(Website and app data records)
>>>>>
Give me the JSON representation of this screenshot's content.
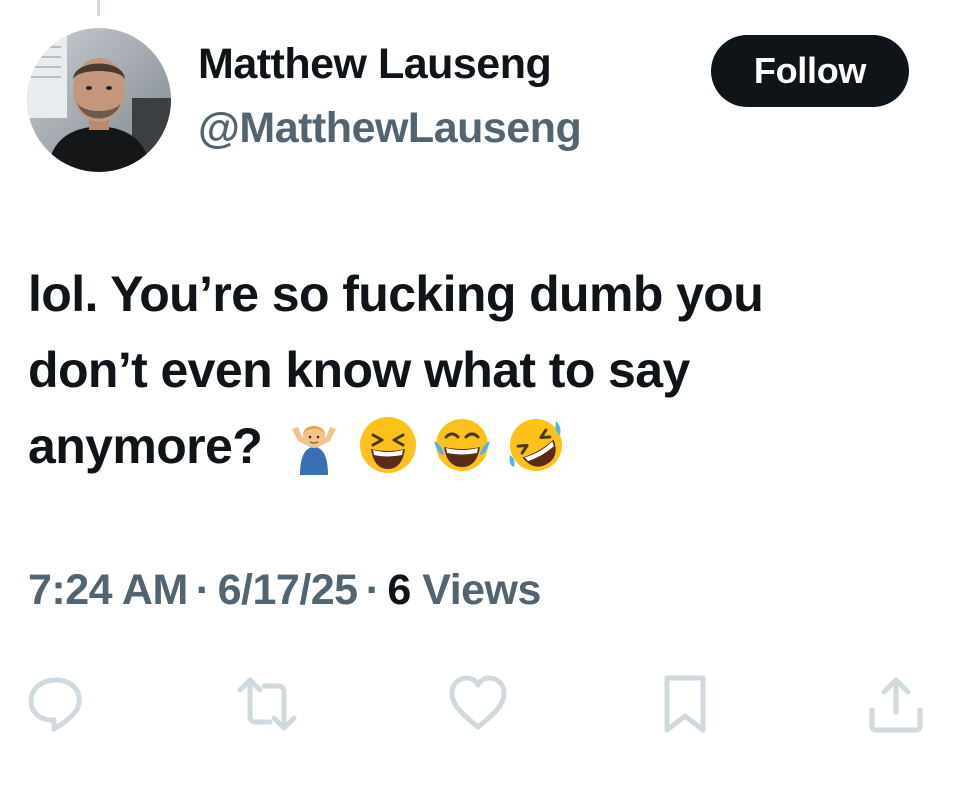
{
  "tweet": {
    "author": {
      "name": "Matthew Lauseng",
      "handle": "@MatthewLauseng"
    },
    "follow_label": "Follow",
    "text": {
      "line1": "lol. You’re so fucking dumb you",
      "line2": "don’t even know what to say",
      "line3": "anymore?",
      "emojis": [
        "person-shrugging",
        "grinning-squinting-face",
        "face-with-tears-of-joy",
        "rolling-on-the-floor-laughing"
      ]
    },
    "meta": {
      "time": "7:24 AM",
      "separator": "·",
      "date": "6/17/25",
      "views_count": "6",
      "views_label": "Views"
    },
    "actions": [
      {
        "name": "reply",
        "icon": "reply-icon"
      },
      {
        "name": "retweet",
        "icon": "retweet-icon"
      },
      {
        "name": "like",
        "icon": "heart-icon"
      },
      {
        "name": "bookmark",
        "icon": "bookmark-icon"
      },
      {
        "name": "share",
        "icon": "share-icon"
      }
    ]
  },
  "colors": {
    "primary_text": "#0f1419",
    "secondary_text": "#536471",
    "icon": "#cfd9de",
    "follow_bg": "#0f1419"
  }
}
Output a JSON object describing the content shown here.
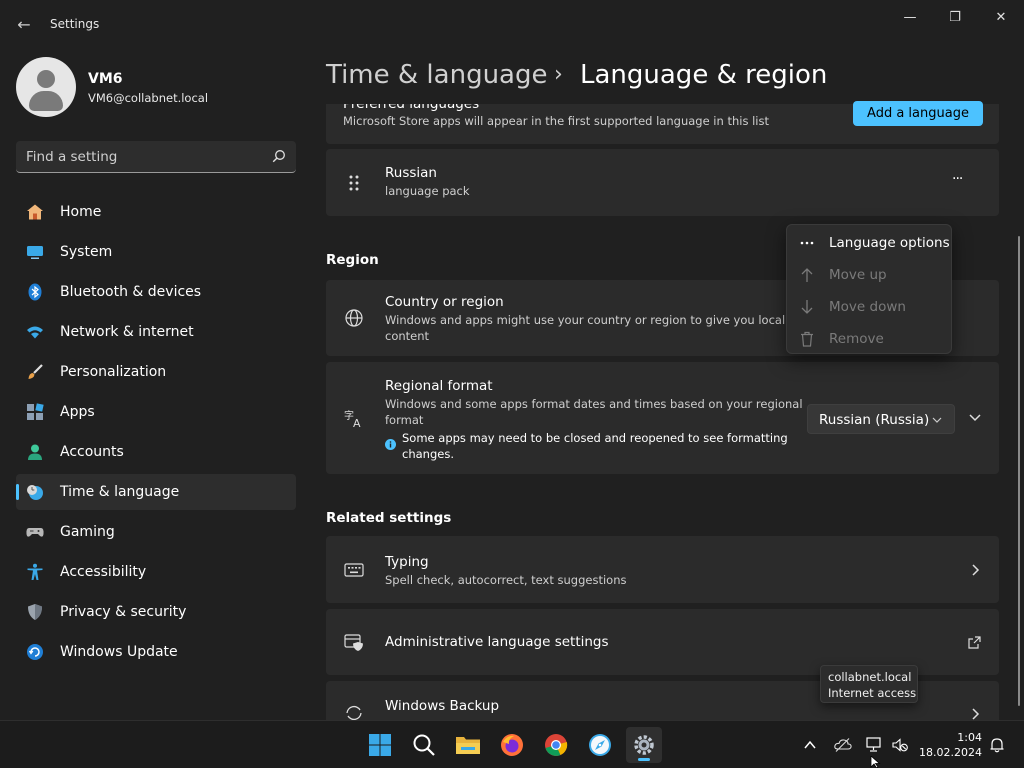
{
  "window": {
    "title": "Settings",
    "minimize_glyph": "—",
    "maximize_glyph": "❐",
    "close_glyph": "✕",
    "back_glyph": "←"
  },
  "profile": {
    "name": "VM6",
    "email": "VM6@collabnet.local"
  },
  "search": {
    "placeholder": "Find a setting"
  },
  "sidebar": {
    "items": [
      {
        "label": "Home",
        "icon": "home-icon"
      },
      {
        "label": "System",
        "icon": "system-icon"
      },
      {
        "label": "Bluetooth & devices",
        "icon": "bluetooth-icon"
      },
      {
        "label": "Network & internet",
        "icon": "wifi-icon"
      },
      {
        "label": "Personalization",
        "icon": "brush-icon"
      },
      {
        "label": "Apps",
        "icon": "apps-icon"
      },
      {
        "label": "Accounts",
        "icon": "accounts-icon"
      },
      {
        "label": "Time & language",
        "icon": "time-language-icon",
        "active": true
      },
      {
        "label": "Gaming",
        "icon": "gamepad-icon"
      },
      {
        "label": "Accessibility",
        "icon": "accessibility-icon"
      },
      {
        "label": "Privacy & security",
        "icon": "shield-icon"
      },
      {
        "label": "Windows Update",
        "icon": "update-icon"
      }
    ]
  },
  "header": {
    "parent": "Time & language",
    "separator": "›",
    "current": "Language & region"
  },
  "preferred_languages": {
    "title": "Preferred languages",
    "desc": "Microsoft Store apps will appear in the first supported language in this list",
    "add_button": "Add a language"
  },
  "language_item": {
    "name": "Russian",
    "desc": "language pack",
    "more_glyph": "···"
  },
  "context_menu": {
    "items": [
      {
        "label": "Language options",
        "icon": "more-icon",
        "enabled": true
      },
      {
        "label": "Move up",
        "icon": "arrow-up-icon",
        "enabled": false
      },
      {
        "label": "Move down",
        "icon": "arrow-down-icon",
        "enabled": false
      },
      {
        "label": "Remove",
        "icon": "trash-icon",
        "enabled": false
      }
    ]
  },
  "region": {
    "section_title": "Region",
    "country": {
      "title": "Country or region",
      "desc_line1": "Windows and apps might use your country or region to give you local",
      "desc_line2": "content"
    },
    "format": {
      "title": "Regional format",
      "desc_line1": "Windows and some apps format dates and times based on your regional",
      "desc_line2": "format",
      "note_line1": "Some apps may need to be closed and reopened to see formatting",
      "note_line2": "changes.",
      "value": "Russian (Russia)"
    }
  },
  "related": {
    "section_title": "Related settings",
    "typing": {
      "title": "Typing",
      "desc": "Spell check, autocorrect, text suggestions"
    },
    "admin": {
      "title": "Administrative language settings"
    },
    "backup": {
      "title": "Windows Backup"
    }
  },
  "tooltip": {
    "line1": "collabnet.local",
    "line2": "Internet access"
  },
  "taskbar": {
    "apps": [
      "start-icon",
      "search-icon",
      "file-explorer-icon",
      "firefox-icon",
      "chrome-icon",
      "safari-like-icon",
      "settings-icon"
    ],
    "time": "1:04",
    "date": "18.02.2024"
  },
  "colors": {
    "accent": "#4cc2ff",
    "background": "#202020",
    "card": "#2b2b2b"
  }
}
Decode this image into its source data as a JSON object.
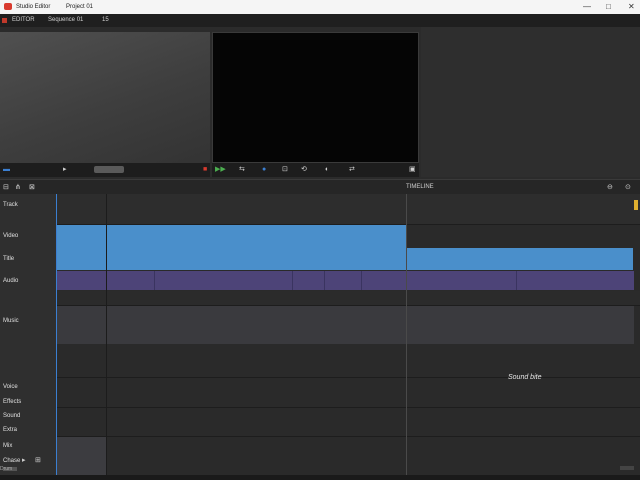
{
  "app": {
    "title": "Studio Editor",
    "subtitle": "Project 01",
    "menu_left": "EDITOR",
    "menu_right": "Sequence 01",
    "page_num": "15"
  },
  "window_controls": {
    "minimize": "—",
    "maximize": "□",
    "close": "✕"
  },
  "source_controls": {
    "timecode": "00:00:00:00"
  },
  "timeline": {
    "label": "TIMELINE",
    "tracks": [
      "Track",
      "Video",
      "Title",
      "Audio",
      "Music",
      "Voice",
      "Effects",
      "Sound",
      "Extra",
      "Mix",
      "Drum"
    ],
    "footer_label": "Chase"
  },
  "annotation": "Sound bite",
  "colors": {
    "accent_blue": "#4a8fcb",
    "accent_purple": "#4d4478",
    "playhead": "#3b7fd1",
    "record_red": "#d93a2e"
  }
}
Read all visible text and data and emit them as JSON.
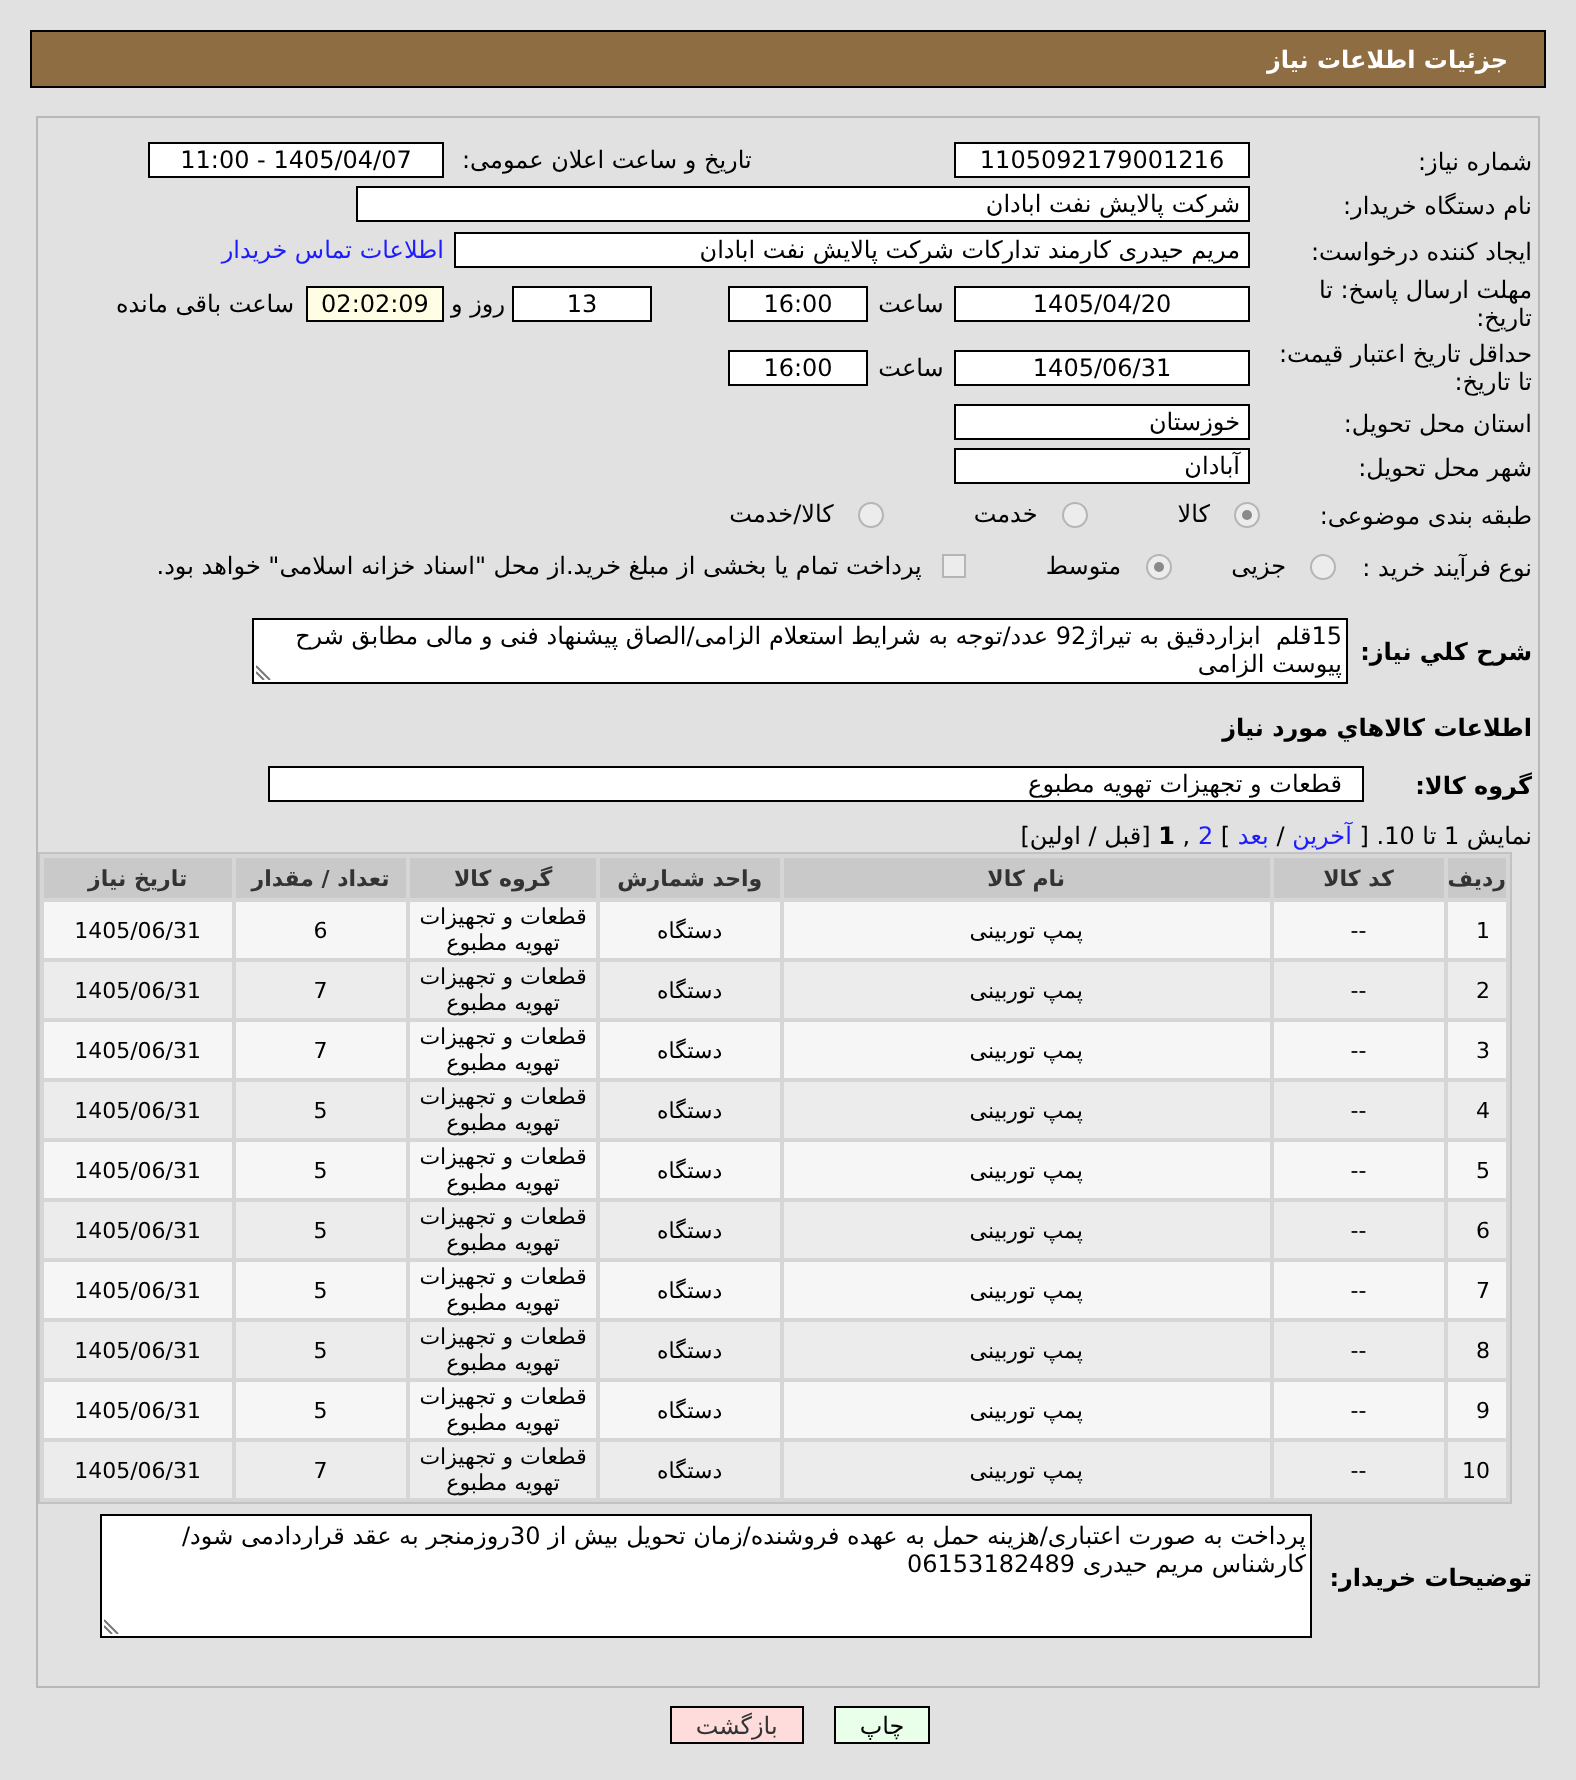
{
  "header": {
    "title": "جزئیات اطلاعات نیاز"
  },
  "need_number": {
    "label": "شماره نیاز:",
    "value": "1105092179001216"
  },
  "announcement": {
    "label": "تاریخ و ساعت اعلان عمومی:",
    "value": "1405/04/07 - 11:00"
  },
  "buyer_org": {
    "label": "نام دستگاه خریدار:",
    "value": "شرکت پالایش نفت ابادان"
  },
  "requester": {
    "label": "ایجاد کننده درخواست:",
    "value": "مریم حیدری کارمند تدارکات شرکت پالایش نفت ابادان",
    "contact_link": "اطلاعات تماس خریدار"
  },
  "response_deadline": {
    "label": "مهلت ارسال پاسخ: تا تاریخ:",
    "date": "1405/04/20",
    "time_label": "ساعت",
    "time": "16:00",
    "days": "13",
    "days_label": "روز و",
    "remaining": "02:02:09",
    "remaining_label": "ساعت باقی مانده"
  },
  "price_validity": {
    "label": "حداقل تاریخ اعتبار قیمت: تا تاریخ:",
    "date": "1405/06/31",
    "time_label": "ساعت",
    "time": "16:00"
  },
  "delivery_province": {
    "label": "استان محل تحویل:",
    "value": "خوزستان"
  },
  "delivery_city": {
    "label": "شهر محل تحویل:",
    "value": "آبادان"
  },
  "subject_category": {
    "label": "طبقه بندی موضوعی:",
    "options": [
      {
        "label": "کالا",
        "selected": true
      },
      {
        "label": "خدمت",
        "selected": false
      },
      {
        "label": "کالا/خدمت",
        "selected": false
      }
    ]
  },
  "purchase_process": {
    "label": "نوع فرآیند خرید :",
    "options": [
      {
        "label": "جزیی",
        "selected": false
      },
      {
        "label": "متوسط",
        "selected": true
      }
    ],
    "treasury_payment": {
      "label": "پرداخت تمام یا بخشی از مبلغ خرید.از محل \"اسناد خزانه اسلامی\" خواهد بود.",
      "checked": false
    }
  },
  "description": {
    "label": "شرح کلي نیاز:",
    "value": "15قلم  ابزاردقیق به تیراژ92 عدد/توجه به شرایط استعلام الزامی/الصاق پیشنهاد فنی و مالی مطابق شرح پیوست الزامی"
  },
  "items_section": {
    "title": "اطلاعات کالاهاي مورد نیاز",
    "group_label": "گروه کالا:",
    "group_value": "قطعات و تجهیزات تهویه مطبوع"
  },
  "pagination": [
    {
      "kind": "text",
      "text": "نمایش 1 تا 10. ["
    },
    {
      "kind": "link",
      "text": "آخرین"
    },
    {
      "kind": "text",
      "text": "/"
    },
    {
      "kind": "link",
      "text": "بعد"
    },
    {
      "kind": "text",
      "text": "]"
    },
    {
      "kind": "link",
      "text": "2"
    },
    {
      "kind": "text",
      "text": ","
    },
    {
      "kind": "current",
      "text": "1"
    },
    {
      "kind": "text",
      "text": "[قبل / اولین]"
    }
  ],
  "table": {
    "columns": [
      "ردیف",
      "کد کالا",
      "نام کالا",
      "واحد شمارش",
      "گروه کالا",
      "تعداد / مقدار",
      "تاریخ نیاز"
    ],
    "rows": [
      [
        "1",
        "--",
        "پمپ توربینی",
        "دستگاه",
        "قطعات و تجهیزات تهویه مطبوع",
        "6",
        "1405/06/31"
      ],
      [
        "2",
        "--",
        "پمپ توربینی",
        "دستگاه",
        "قطعات و تجهیزات تهویه مطبوع",
        "7",
        "1405/06/31"
      ],
      [
        "3",
        "--",
        "پمپ توربینی",
        "دستگاه",
        "قطعات و تجهیزات تهویه مطبوع",
        "7",
        "1405/06/31"
      ],
      [
        "4",
        "--",
        "پمپ توربینی",
        "دستگاه",
        "قطعات و تجهیزات تهویه مطبوع",
        "5",
        "1405/06/31"
      ],
      [
        "5",
        "--",
        "پمپ توربینی",
        "دستگاه",
        "قطعات و تجهیزات تهویه مطبوع",
        "5",
        "1405/06/31"
      ],
      [
        "6",
        "--",
        "پمپ توربینی",
        "دستگاه",
        "قطعات و تجهیزات تهویه مطبوع",
        "5",
        "1405/06/31"
      ],
      [
        "7",
        "--",
        "پمپ توربینی",
        "دستگاه",
        "قطعات و تجهیزات تهویه مطبوع",
        "5",
        "1405/06/31"
      ],
      [
        "8",
        "--",
        "پمپ توربینی",
        "دستگاه",
        "قطعات و تجهیزات تهویه مطبوع",
        "5",
        "1405/06/31"
      ],
      [
        "9",
        "--",
        "پمپ توربینی",
        "دستگاه",
        "قطعات و تجهیزات تهویه مطبوع",
        "5",
        "1405/06/31"
      ],
      [
        "10",
        "--",
        "پمپ توربینی",
        "دستگاه",
        "قطعات و تجهیزات تهویه مطبوع",
        "7",
        "1405/06/31"
      ]
    ]
  },
  "buyer_notes": {
    "label": "توضیحات خریدار:",
    "value": "پرداخت به صورت اعتباری/هزینه حمل به عهده فروشنده/زمان تحویل بیش از 30روزمنجر به عقد قراردادمی شود/کارشناس مریم حیدری 06153182489"
  },
  "buttons": [
    {
      "kind": "print",
      "label": "چاپ"
    },
    {
      "kind": "back",
      "label": "بازگشت"
    }
  ]
}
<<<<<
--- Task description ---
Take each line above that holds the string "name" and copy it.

--- Your solution ---
      "name": "Matthew Lauseng",
        "name": "reply",
        "name": "retweet",
        "name": "like",
        "name": "bookmark",
        "name": "share",
    "name": "VM6",
    "name": "Russian",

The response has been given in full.